AVAILABLE RECORDS:
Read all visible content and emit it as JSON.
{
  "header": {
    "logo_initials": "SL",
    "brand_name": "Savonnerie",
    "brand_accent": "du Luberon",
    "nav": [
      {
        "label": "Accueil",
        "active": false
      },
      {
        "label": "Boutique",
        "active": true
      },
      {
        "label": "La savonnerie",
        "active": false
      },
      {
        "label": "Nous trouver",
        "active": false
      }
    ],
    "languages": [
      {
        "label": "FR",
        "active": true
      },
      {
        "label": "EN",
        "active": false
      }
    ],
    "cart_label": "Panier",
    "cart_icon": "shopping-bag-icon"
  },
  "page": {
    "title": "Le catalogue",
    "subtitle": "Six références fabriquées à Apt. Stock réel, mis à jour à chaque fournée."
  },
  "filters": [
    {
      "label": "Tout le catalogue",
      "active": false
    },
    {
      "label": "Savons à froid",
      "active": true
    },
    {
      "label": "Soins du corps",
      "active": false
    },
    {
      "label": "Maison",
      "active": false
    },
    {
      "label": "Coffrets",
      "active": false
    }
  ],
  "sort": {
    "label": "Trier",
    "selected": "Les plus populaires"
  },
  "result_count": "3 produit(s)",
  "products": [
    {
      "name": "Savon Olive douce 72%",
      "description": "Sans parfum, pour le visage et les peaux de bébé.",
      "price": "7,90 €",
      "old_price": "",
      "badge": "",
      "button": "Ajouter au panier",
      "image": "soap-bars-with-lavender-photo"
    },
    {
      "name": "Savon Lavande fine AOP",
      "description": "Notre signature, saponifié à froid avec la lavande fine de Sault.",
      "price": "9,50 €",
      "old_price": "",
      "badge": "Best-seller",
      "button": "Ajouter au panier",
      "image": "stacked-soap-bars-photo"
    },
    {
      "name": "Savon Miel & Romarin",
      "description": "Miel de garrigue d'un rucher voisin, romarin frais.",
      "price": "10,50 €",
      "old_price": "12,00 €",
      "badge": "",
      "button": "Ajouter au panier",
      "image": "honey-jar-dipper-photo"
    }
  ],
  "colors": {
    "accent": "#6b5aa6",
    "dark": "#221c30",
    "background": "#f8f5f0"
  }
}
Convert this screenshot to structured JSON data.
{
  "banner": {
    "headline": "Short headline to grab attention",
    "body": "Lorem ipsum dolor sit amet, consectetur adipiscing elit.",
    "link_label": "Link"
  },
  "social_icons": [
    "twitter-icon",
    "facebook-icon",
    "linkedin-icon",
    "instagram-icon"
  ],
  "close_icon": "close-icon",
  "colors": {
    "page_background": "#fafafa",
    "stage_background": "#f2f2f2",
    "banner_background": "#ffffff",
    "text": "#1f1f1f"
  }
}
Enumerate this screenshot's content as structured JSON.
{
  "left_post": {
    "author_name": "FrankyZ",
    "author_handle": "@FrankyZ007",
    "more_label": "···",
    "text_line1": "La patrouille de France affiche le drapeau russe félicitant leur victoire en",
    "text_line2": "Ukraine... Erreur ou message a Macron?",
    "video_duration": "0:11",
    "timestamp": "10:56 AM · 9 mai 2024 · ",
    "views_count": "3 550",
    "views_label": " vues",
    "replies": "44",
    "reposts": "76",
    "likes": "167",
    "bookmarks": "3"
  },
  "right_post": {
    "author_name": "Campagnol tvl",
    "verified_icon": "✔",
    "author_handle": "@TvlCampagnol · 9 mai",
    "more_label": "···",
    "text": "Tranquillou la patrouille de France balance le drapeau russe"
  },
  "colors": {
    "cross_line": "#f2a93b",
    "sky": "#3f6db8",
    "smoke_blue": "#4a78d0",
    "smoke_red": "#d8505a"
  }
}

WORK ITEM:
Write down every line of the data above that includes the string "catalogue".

SOLUTION:
    "title": "Le catalogue",
      "label": "Tout le catalogue",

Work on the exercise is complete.